What is the count of lines below that include "icon"? Reply with nothing else.
=== Extracted entries ===
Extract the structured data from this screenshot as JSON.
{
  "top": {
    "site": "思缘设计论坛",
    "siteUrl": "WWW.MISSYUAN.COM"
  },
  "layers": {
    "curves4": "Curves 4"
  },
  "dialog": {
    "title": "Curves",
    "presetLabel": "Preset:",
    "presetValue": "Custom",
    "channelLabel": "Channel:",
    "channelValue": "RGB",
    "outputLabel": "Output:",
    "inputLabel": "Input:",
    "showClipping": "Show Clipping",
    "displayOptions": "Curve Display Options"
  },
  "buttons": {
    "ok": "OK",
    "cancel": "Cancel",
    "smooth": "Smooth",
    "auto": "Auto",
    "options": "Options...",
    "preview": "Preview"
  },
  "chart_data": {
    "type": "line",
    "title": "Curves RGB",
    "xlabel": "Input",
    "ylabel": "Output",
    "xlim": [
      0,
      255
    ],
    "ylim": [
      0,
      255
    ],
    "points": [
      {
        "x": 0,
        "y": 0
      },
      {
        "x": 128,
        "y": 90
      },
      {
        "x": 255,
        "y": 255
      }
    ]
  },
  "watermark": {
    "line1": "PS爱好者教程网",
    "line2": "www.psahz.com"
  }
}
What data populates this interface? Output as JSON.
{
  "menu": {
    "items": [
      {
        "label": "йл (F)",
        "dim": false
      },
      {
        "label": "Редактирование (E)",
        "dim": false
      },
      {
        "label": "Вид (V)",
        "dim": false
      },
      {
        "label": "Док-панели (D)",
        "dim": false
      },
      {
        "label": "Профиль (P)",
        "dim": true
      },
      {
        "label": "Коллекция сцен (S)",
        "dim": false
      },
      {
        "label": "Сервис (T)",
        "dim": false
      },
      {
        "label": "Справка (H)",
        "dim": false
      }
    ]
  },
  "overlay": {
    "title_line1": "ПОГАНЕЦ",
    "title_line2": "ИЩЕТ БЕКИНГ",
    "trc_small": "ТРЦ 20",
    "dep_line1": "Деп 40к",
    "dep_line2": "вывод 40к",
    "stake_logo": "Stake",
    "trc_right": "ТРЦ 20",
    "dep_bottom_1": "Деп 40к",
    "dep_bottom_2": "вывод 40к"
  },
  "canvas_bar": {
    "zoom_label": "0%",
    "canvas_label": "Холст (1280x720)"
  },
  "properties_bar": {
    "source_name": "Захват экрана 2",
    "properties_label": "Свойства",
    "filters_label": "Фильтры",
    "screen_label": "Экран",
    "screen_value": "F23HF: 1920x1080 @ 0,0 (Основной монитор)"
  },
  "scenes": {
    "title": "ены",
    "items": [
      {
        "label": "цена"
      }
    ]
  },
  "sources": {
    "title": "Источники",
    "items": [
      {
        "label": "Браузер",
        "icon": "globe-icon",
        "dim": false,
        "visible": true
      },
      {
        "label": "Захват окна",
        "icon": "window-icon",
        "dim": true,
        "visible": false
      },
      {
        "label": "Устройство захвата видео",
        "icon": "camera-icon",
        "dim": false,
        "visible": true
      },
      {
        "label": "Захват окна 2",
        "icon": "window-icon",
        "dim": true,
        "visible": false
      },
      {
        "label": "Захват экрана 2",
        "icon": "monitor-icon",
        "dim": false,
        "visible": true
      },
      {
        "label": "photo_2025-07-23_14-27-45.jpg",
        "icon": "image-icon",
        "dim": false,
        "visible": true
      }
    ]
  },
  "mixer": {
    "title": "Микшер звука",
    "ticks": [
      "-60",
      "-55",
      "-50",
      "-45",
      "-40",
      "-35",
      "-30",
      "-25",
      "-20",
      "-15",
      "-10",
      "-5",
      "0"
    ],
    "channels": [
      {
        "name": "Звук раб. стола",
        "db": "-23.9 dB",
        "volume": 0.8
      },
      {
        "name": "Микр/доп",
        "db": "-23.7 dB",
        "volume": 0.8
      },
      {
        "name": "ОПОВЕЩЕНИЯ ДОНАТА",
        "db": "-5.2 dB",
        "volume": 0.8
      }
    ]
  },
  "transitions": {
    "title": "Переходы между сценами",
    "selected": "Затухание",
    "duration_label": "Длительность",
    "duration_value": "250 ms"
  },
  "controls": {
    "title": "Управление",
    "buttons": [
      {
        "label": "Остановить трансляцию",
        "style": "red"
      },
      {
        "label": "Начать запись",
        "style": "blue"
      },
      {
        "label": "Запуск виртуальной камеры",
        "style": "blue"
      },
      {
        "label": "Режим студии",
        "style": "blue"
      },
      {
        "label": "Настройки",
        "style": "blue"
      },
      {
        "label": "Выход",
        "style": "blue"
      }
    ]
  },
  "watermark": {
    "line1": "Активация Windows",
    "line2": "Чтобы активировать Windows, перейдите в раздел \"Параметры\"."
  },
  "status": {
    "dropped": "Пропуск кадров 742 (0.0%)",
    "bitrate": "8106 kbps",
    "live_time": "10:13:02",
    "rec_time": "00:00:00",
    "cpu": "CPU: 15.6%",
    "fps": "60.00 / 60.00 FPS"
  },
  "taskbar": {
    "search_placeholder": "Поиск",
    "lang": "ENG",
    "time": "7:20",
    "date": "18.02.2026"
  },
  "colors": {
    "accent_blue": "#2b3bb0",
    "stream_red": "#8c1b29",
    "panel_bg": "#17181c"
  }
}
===
— Solution to this task —
6